NAIST is dedicated to maintaining the physical and mental health of its population. While the on-campus Health Care Center provides services all year round, the university also conducts an annual medical checkup for all students and staff. The checkup is spread over three days for each of NAIST’s three graduate schools, covering over 1000 students. Continue reading
The Japanese academic year ends in March and starts in April. We followed graduating and newly entering students, and documented the Graduation and Entrance ceremonies that mark its end and beginning.
Students participating in the Creative and International Competitiveness Project (CICP) presented their finished projects during the Spring Seminar and the Open Campus of February 24 and 25.
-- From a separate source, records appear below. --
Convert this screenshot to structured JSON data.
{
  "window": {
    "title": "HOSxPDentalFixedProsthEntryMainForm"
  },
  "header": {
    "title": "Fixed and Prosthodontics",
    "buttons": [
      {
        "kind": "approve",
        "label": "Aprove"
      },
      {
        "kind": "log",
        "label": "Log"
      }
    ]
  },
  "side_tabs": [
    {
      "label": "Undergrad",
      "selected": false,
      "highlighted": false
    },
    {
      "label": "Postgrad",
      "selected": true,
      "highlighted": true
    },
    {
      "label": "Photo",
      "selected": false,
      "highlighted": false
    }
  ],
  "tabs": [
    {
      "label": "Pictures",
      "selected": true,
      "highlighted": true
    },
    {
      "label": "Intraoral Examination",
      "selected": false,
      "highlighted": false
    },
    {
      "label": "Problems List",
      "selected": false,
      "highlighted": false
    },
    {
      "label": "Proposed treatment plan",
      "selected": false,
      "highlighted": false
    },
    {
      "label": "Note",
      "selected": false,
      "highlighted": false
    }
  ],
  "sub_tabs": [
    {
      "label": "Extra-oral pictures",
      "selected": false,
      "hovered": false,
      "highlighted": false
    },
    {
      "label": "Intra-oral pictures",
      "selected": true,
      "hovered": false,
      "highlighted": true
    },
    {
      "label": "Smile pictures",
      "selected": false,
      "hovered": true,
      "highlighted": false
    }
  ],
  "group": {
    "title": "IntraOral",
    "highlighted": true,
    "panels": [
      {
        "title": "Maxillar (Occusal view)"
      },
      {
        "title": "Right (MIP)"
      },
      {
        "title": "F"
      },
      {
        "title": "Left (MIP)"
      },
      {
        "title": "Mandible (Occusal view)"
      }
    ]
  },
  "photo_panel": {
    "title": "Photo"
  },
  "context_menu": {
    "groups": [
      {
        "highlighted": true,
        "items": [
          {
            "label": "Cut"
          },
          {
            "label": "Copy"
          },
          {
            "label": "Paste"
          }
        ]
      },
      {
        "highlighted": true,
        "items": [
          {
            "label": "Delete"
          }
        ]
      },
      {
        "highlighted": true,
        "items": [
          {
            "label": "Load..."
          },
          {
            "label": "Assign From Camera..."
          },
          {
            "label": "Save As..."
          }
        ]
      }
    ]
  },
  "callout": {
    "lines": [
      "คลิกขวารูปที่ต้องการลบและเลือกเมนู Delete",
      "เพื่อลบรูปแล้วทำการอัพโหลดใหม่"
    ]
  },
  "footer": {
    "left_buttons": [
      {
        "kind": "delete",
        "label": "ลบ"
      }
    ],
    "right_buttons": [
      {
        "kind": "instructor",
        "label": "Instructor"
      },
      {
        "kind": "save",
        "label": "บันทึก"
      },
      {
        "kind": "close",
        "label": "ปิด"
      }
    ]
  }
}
The Robotics Laboratory published an open-source, 3D-printable gripper with tactile sensing.
On January 13, the annual Job Festa took place at NAIST in the Millennium Hall. This event is aimed to NAIST doctoral students and postdoctoral researchers who are interested in doing research for a company after graduating. The attendees could freely walk around the booths and talk with the employees of 20 different technology companies for about three hours.
With a student body consisting of roughly 20% international students, the NAIST campus fosters a global and vibrant culture. NAIST celebrates its diverse student body with an annual International Friendship Meeting.
NAIST students are encouraged to pursue their own research projects. One of the avenues that NAIST offers is the CICP (Creative and International Competitiveness Project), a 6-month program in which students assemble a team, apply with a proposal and independently manage research funds to realize their project. At the CICP workshop, students present their progress.
The NAIST Tea Time is an opportunity to connect with faculty, staff and students across the whole campus. This time, guests enjoyed Buko Pandan, a traditional Filipino dessert, and played Fukuwarai, a traditional Japanese New Year’s game.
At the annual Reuse Market, students can receive used appliances and goods donated by students who have graduated and left the university. In 2016, over 200,000 JPY (2,000 USD) worth of goods have been distributed to students on a pay-what-you-want basis. The Recycling Club recounts what goes into planning and organizing the event, and how it became what it is today.
On November 13th NAIST carried out his Open Campus event. Unlike the one that takes place in March, this one targets kids and is full with activities and stalls where they can interact with new technologies and try a variety of interesting demos. But in the middle of all of that, there is always a moment for some physical activity. For this, NAIST Kendo Club also participated in the event, offering an exhibition of kendo equipment, videos of current tournaments and, the most popular, a kendo try-out.